_Directions for this task_
The whole answer is the data below, retyped exactly.

_Records for this exercise_
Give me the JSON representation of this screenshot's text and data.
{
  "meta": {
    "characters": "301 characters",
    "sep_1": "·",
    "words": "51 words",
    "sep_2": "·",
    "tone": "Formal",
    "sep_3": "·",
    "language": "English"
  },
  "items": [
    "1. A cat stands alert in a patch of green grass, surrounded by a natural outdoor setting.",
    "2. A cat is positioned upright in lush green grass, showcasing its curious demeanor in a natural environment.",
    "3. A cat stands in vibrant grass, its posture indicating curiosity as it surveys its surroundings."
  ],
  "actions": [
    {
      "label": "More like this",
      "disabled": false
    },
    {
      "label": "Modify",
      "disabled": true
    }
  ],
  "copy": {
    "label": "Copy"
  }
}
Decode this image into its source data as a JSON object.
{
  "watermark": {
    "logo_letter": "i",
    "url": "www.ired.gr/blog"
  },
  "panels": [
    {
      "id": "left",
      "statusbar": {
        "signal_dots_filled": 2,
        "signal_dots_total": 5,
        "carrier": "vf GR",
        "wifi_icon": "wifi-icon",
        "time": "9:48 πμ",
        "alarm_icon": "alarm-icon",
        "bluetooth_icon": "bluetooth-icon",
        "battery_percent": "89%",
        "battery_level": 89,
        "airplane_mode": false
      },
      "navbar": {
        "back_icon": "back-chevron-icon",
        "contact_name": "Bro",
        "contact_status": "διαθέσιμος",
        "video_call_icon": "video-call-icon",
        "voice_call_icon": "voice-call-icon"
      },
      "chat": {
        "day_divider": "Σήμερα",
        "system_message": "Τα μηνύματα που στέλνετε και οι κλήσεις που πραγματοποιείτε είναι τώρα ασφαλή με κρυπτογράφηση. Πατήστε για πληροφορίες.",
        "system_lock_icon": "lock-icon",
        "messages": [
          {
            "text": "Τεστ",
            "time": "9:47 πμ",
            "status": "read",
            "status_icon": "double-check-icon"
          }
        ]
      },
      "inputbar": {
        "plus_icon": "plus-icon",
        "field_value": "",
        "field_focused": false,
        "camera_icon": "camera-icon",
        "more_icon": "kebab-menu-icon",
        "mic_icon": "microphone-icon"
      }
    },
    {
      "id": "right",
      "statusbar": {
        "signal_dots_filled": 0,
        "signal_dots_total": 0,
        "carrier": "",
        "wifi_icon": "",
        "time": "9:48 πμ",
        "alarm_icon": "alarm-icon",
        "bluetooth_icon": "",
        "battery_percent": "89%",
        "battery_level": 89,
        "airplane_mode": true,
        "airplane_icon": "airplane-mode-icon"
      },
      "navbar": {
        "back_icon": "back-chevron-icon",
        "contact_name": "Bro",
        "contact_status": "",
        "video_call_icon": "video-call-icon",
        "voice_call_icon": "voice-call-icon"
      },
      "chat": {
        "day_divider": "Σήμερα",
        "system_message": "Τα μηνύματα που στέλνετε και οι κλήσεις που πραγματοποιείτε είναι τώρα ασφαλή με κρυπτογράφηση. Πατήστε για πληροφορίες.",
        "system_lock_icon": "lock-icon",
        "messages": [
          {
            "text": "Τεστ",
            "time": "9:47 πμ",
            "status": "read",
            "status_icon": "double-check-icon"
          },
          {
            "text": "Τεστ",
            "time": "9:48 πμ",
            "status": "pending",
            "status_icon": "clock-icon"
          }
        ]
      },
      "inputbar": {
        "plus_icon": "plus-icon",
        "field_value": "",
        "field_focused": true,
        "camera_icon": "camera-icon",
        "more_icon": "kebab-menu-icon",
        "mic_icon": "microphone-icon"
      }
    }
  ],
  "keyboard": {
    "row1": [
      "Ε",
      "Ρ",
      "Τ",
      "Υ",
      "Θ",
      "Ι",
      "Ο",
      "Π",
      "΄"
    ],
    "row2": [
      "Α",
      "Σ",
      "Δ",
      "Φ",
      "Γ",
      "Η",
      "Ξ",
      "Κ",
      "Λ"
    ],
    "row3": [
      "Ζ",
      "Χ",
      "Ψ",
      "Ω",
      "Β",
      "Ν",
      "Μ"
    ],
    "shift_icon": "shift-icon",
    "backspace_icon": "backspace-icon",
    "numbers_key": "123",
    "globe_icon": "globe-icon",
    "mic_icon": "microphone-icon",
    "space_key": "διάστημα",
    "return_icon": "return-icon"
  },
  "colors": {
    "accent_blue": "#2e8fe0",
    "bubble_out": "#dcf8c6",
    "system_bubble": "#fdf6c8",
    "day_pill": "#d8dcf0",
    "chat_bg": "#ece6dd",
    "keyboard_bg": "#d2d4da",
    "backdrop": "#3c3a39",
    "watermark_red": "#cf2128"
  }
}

_Response to this task_
Give me the JSON representation of this screenshot's text and data.
{
  "meta": {
    "characters": "301 characters",
    "sep_1": "·",
    "words": "51 words",
    "sep_2": "·",
    "tone": "Formal",
    "sep_3": "·",
    "language": "English"
  },
  "items": [
    "1. A cat stands alert in a patch of green grass, surrounded by a natural outdoor setting.",
    "2. A cat is positioned upright in lush green grass, showcasing its curious demeanor in a natural environment.",
    "3. A cat stands in vibrant grass, its posture indicating curiosity as it surveys its surroundings."
  ],
  "actions": [
    {
      "label": "More like this",
      "disabled": false
    },
    {
      "label": "Modify",
      "disabled": true
    }
  ],
  "copy": {
    "label": "Copy"
  }
}
Decode this image into its source data as a JSON object.
{
  "watermark": {
    "logo_letter": "i",
    "url": "www.ired.gr/blog"
  },
  "panels": [
    {
      "id": "left",
      "statusbar": {
        "signal_dots_filled": 2,
        "signal_dots_total": 5,
        "carrier": "vf GR",
        "wifi_icon": "wifi-icon",
        "time": "9:48 πμ",
        "alarm_icon": "alarm-icon",
        "bluetooth_icon": "bluetooth-icon",
        "battery_percent": "89%",
        "battery_level": 89,
        "airplane_mode": false
      },
      "navbar": {
        "back_icon": "back-chevron-icon",
        "contact_name": "Bro",
        "contact_status": "διαθέσιμος",
        "video_call_icon": "video-call-icon",
        "voice_call_icon": "voice-call-icon"
      },
      "chat": {
        "day_divider": "Σήμερα",
        "system_message": "Τα μηνύματα που στέλνετε και οι κλήσεις που πραγματοποιείτε είναι τώρα ασφαλή με κρυπτογράφηση. Πατήστε για πληροφορίες.",
        "system_lock_icon": "lock-icon",
        "messages": [
          {
            "text": "Τεστ",
            "time": "9:47 πμ",
            "status": "read",
            "status_icon": "double-check-icon"
          }
        ]
      },
      "inputbar": {
        "plus_icon": "plus-icon",
        "field_value": "",
        "field_focused": false,
        "camera_icon": "camera-icon",
        "more_icon": "kebab-menu-icon",
        "mic_icon": "microphone-icon"
      }
    },
    {
      "id": "right",
      "statusbar": {
        "signal_dots_filled": 0,
        "signal_dots_total": 0,
        "carrier": "",
        "wifi_icon": "",
        "time": "9:48 πμ",
        "alarm_icon": "alarm-icon",
        "bluetooth_icon": "",
        "battery_percent": "89%",
        "battery_level": 89,
        "airplane_mode": true,
        "airplane_icon": "airplane-mode-icon"
      },
      "navbar": {
        "back_icon": "back-chevron-icon",
        "contact_name": "Bro",
        "contact_status": "",
        "video_call_icon": "video-call-icon",
        "voice_call_icon": "voice-call-icon"
      },
      "chat": {
        "day_divider": "Σήμερα",
        "system_message": "Τα μηνύματα που στέλνετε και οι κλήσεις που πραγματοποιείτε είναι τώρα ασφαλή με κρυπτογράφηση. Πατήστε για πληροφορίες.",
        "system_lock_icon": "lock-icon",
        "messages": [
          {
            "text": "Τεστ",
            "time": "9:47 πμ",
            "status": "read",
            "status_icon": "double-check-icon"
          },
          {
            "text": "Τεστ",
            "time": "9:48 πμ",
            "status": "pending",
            "status_icon": "clock-icon"
          }
        ]
      },
      "inputbar": {
        "plus_icon": "plus-icon",
        "field_value": "",
        "field_focused": true,
        "camera_icon": "camera-icon",
        "more_icon": "kebab-menu-icon",
        "mic_icon": "microphone-icon"
      }
    }
  ],
  "keyboard": {
    "row1": [
      "Ε",
      "Ρ",
      "Τ",
      "Υ",
      "Θ",
      "Ι",
      "Ο",
      "Π",
      "΄"
    ],
    "row2": [
      "Α",
      "Σ",
      "Δ",
      "Φ",
      "Γ",
      "Η",
      "Ξ",
      "Κ",
      "Λ"
    ],
    "row3": [
      "Ζ",
      "Χ",
      "Ψ",
      "Ω",
      "Β",
      "Ν",
      "Μ"
    ],
    "shift_icon": "shift-icon",
    "backspace_icon": "backspace-icon",
    "numbers_key": "123",
    "globe_icon": "globe-icon",
    "mic_icon": "microphone-icon",
    "space_key": "διάστημα",
    "return_icon": "return-icon"
  },
  "colors": {
    "accent_blue": "#2e8fe0",
    "bubble_out": "#dcf8c6",
    "system_bubble": "#fdf6c8",
    "day_pill": "#d8dcf0",
    "chat_bg": "#ece6dd",
    "keyboard_bg": "#d2d4da",
    "backdrop": "#3c3a39",
    "watermark_red": "#cf2128"
  }
}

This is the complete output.